In 1863, Seelos began working in the most characteristic apostolate of the Redemptorists: For three years, he conducted missions in more than a dozen states, bringing countless people to conversion. His final assignment, in 1866, was to New Orleans. Around this time, there was serious talk about making Seelos a bishop, but when he got wind of the idea, he firmly resisted it. Writing a letter to the pope, he asked to be allowed to remain a simple priest. The request was granted, and Seelos was passed over.

New Orleans and Yellow Fever

When he arrived in New Orleans, Seelos discovered that his superior was Father John Duffy, a man who had been a novice under Seelos at the seminary. Seelos jokingly told his new rector, “Now you can have your revenge on me for all the evil I did to you many years ago.” Duffy merely smiled.

Seelos threw himself into his work in New Orleans, keeping long hours in his never-ending desire to bring people to Christ. When yellow fever broke out in September of 1867, he worked tirelessly among the sick and dying until he himself was stricken with the disease. During the last month of his life, Seelos remained prayerful, uncomplaining, and completely at peace.
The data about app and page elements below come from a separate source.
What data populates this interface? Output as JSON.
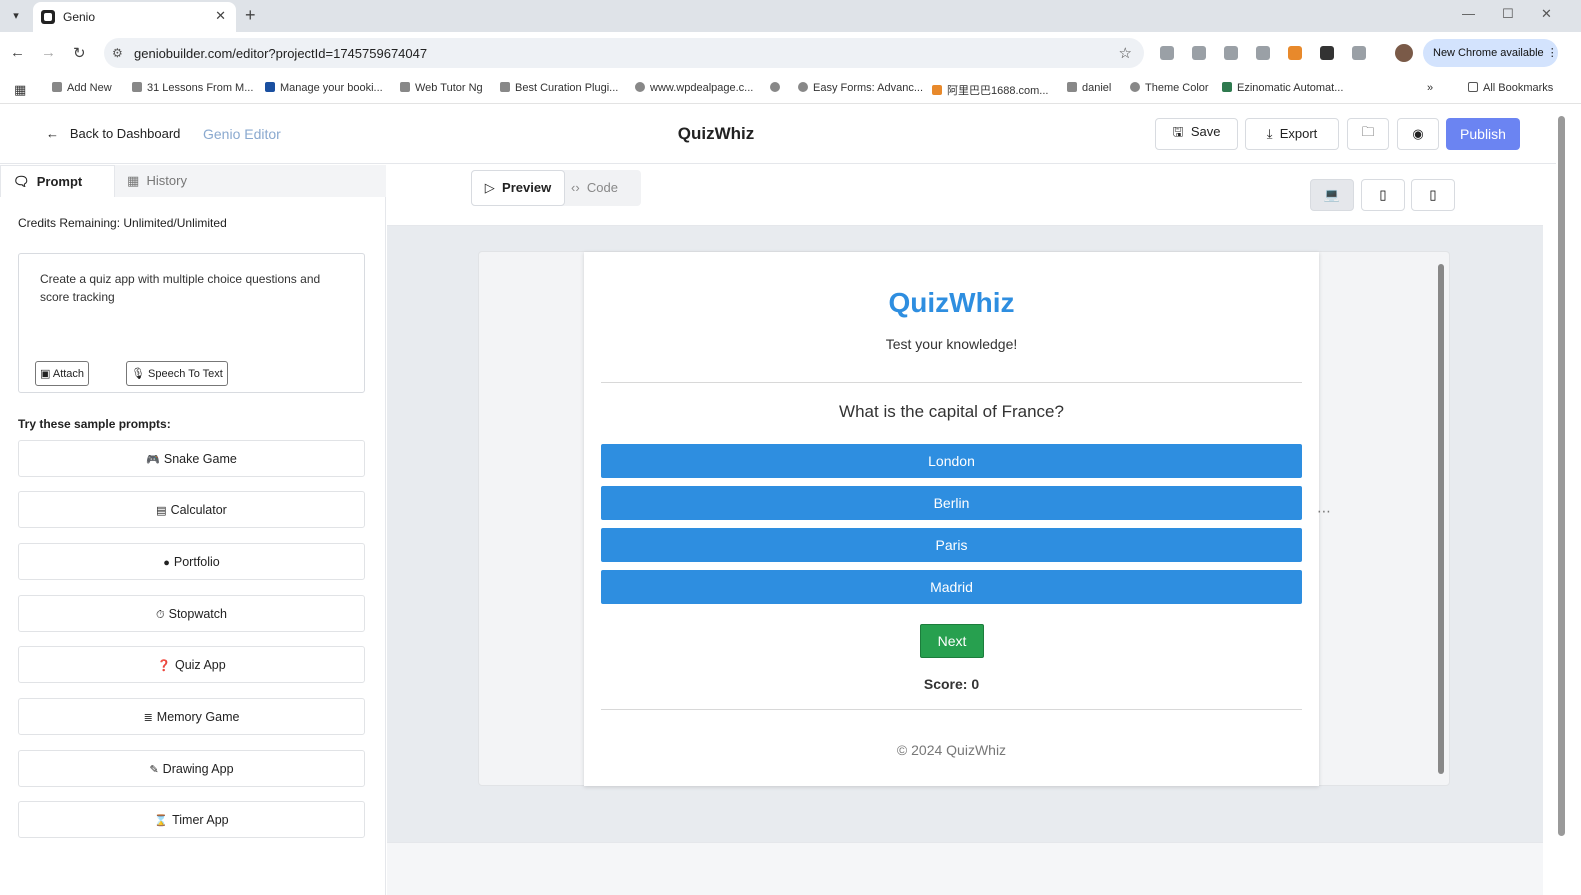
{
  "browser": {
    "tab_title": "Genio",
    "url": "geniobuilder.com/editor?projectId=1745759674047",
    "chrome_update": "New Chrome available",
    "bookmarks": [
      "Add New",
      "31 Lessons From M...",
      "Manage your booki...",
      "Web Tutor Ng",
      "Best Curation Plugi...",
      "www.wpdealpage.c...",
      "Easy Forms: Advanc...",
      "阿里巴巴1688.com...",
      "daniel",
      "Theme Color",
      "Ezinomatic Automat..."
    ],
    "all_bookmarks": "All Bookmarks"
  },
  "header": {
    "back_label": "Back to Dashboard",
    "brand": "Genio Editor",
    "project_title": "QuizWhiz",
    "save_label": "Save",
    "export_label": "Export",
    "publish_label": "Publish"
  },
  "left": {
    "tab_prompt": "Prompt",
    "tab_history": "History",
    "credits": "Credits Remaining: Unlimited/Unlimited",
    "prompt_text": "Create a quiz app with multiple choice questions and score tracking",
    "attach_label": "Attach",
    "speech_label": "Speech To Text",
    "samples_title": "Try these sample prompts:",
    "samples": [
      {
        "label": "Snake Game",
        "icon": "gamepad-icon"
      },
      {
        "label": "Calculator",
        "icon": "calculator-icon"
      },
      {
        "label": "Portfolio",
        "icon": "user-circle-icon"
      },
      {
        "label": "Stopwatch",
        "icon": "stopwatch-icon"
      },
      {
        "label": "Quiz App",
        "icon": "question-circle-icon"
      },
      {
        "label": "Memory Game",
        "icon": "layers-icon"
      },
      {
        "label": "Drawing App",
        "icon": "brush-icon"
      },
      {
        "label": "Timer App",
        "icon": "hourglass-icon"
      }
    ]
  },
  "right": {
    "preview_label": "Preview",
    "code_label": "Code"
  },
  "quiz": {
    "title": "QuizWhiz",
    "subtitle": "Test your knowledge!",
    "question": "What is the capital of France?",
    "options": [
      "London",
      "Berlin",
      "Paris",
      "Madrid"
    ],
    "next_label": "Next",
    "score": "Score: 0",
    "footer": "© 2024 QuizWhiz"
  },
  "colors": {
    "accent": "#2e8ee0",
    "publish": "#6b84f2",
    "next": "#27a04f"
  }
}
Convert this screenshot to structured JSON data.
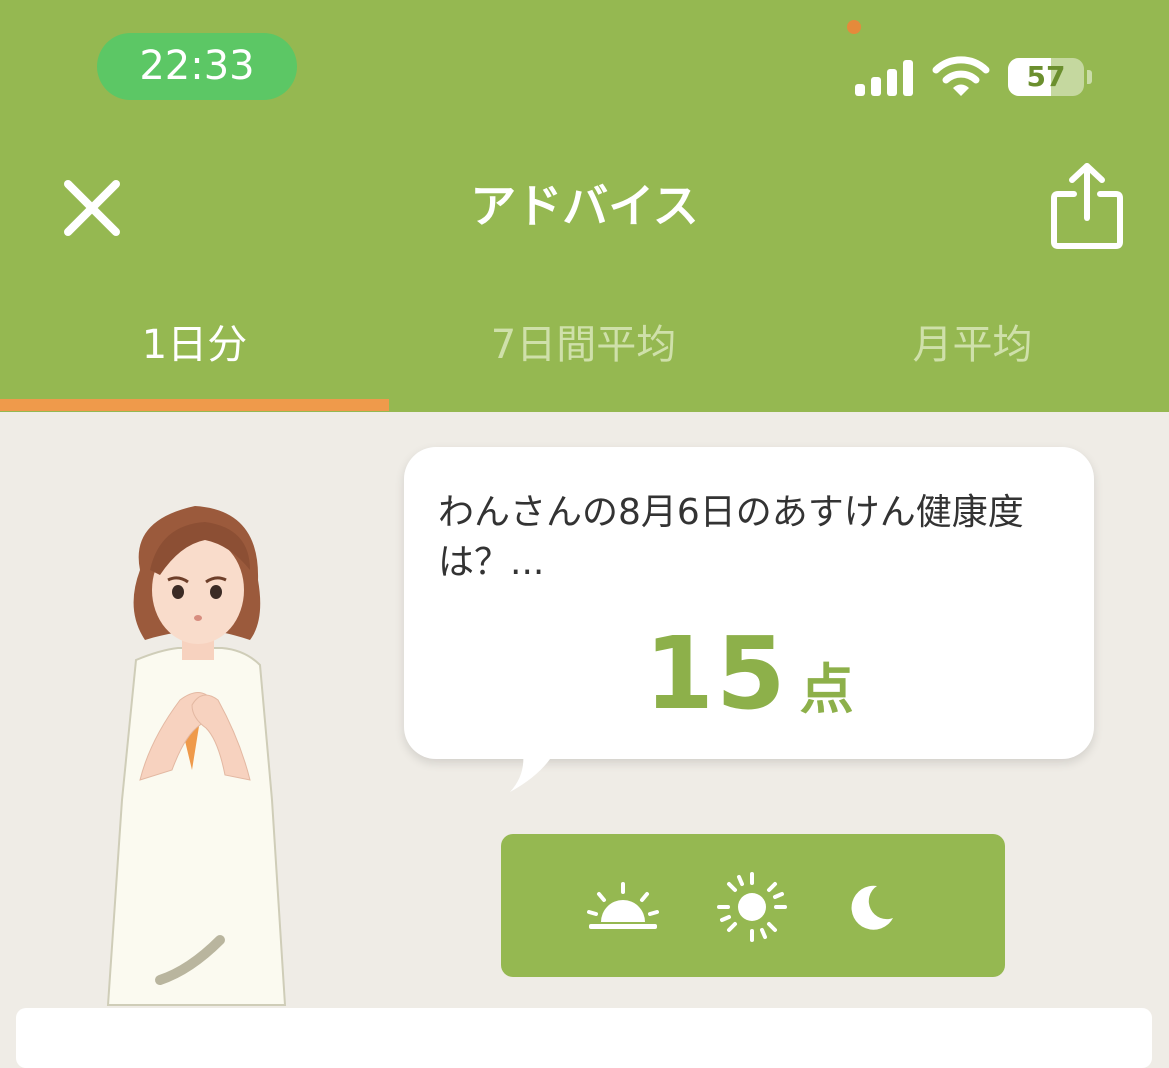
{
  "status_bar": {
    "time": "22:33",
    "battery_level": "57",
    "battery_fraction": 0.57,
    "icons": [
      "signal-icon",
      "wifi-icon",
      "battery-icon"
    ]
  },
  "header": {
    "title": "アドバイス",
    "close_icon": "close-icon",
    "share_icon": "share-icon"
  },
  "tabs": [
    {
      "label": "1日分",
      "active": true
    },
    {
      "label": "7日間平均",
      "active": false
    },
    {
      "label": "月平均",
      "active": false
    }
  ],
  "advice": {
    "message": "わんさんの8月6日のあすけん健康度は？...",
    "score": "15",
    "score_unit": "点"
  },
  "time_of_day": [
    {
      "icon": "sunrise-icon"
    },
    {
      "icon": "sun-icon"
    },
    {
      "icon": "moon-icon"
    }
  ],
  "colors": {
    "header_green": "#95b851",
    "active_indicator": "#ef9a4b",
    "score_green": "#8db04a",
    "background": "#efece6",
    "time_pill": "#5cc765"
  }
}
As Seelos was dying, the doctor tried to explain his condition to him. Finally, Father Duffy told him, “The doctor says you are going to heaven.” The answer was typical: “Oh, what pleasant news! How thankful I am. And to you, doctor, how much have I not to return thanks for your kindness and attention.”

“Extraordinary Deeds” Not Required

Brother Louis, who had recognized the holiness of Seelos as a novice, was there at his deathbed. He asked the dying priest to tell him how to please God. Seelos responded, “I think the best way is to accept the will of God, to obey faithfully and quietly the orders of one’s superior, and to do the work assigned. . . . It is not necessary to accomplish extraordinary deeds.”

Through the years his reputation for healing had spread. Shortly before Seelos died on October 4, 1867, Father Duffy suffered the recurrence of a crippling pain in his knee which left him unable to walk. The pain was from a childhood injury, which had been healed through the intercession of his patron saint. Duffy knew that if he had to quit his work with the sick of the city (since Seelos was already out of commission), the other priests wouldn’t be able to handle the workload. With stubborn Irish defiance, he determined, “Through the merits of a saint I was cured the first time, and through the merits of another saint I will be cured a second time!”

Painfully making his way to the bedside of his dying subordinate, Duffy knelt on his good leg and prayed to God that through the merits of Father Seelos he would be able to continue his work with the sick and dying. The pain stopped immediately, and Duffy rose. But the priest by whose virtues the miracle was granted would not learn—on this side of eternity—of the miracle.

Francis Seelos’ mission of healing did not end with his death. Many people, convinced of his sanctity, asked his intercession in prayer, and reports of healings began to spread. Two of the Redemptorists who had known him began to collect the reports and asked for an investigation to be opened. The ordinary process was begun in 1900, and Francis Seelos was beatified by Pope John Paul II on April 9, 2000.

Blessed Francis Xavier Seelos’ feast day is celebrated on October 5.

Ann Ball, a well-known writer on the saints and frequent contributor to The Word Among Us, passed away in Houston, Texas, in 2008. Her story of Blessed Francis Xavier Seelos appeared in In the Land I Have Shown You: The Stories of 16 Saints and Christian Heroes of North America (The Word Among Us, 2002).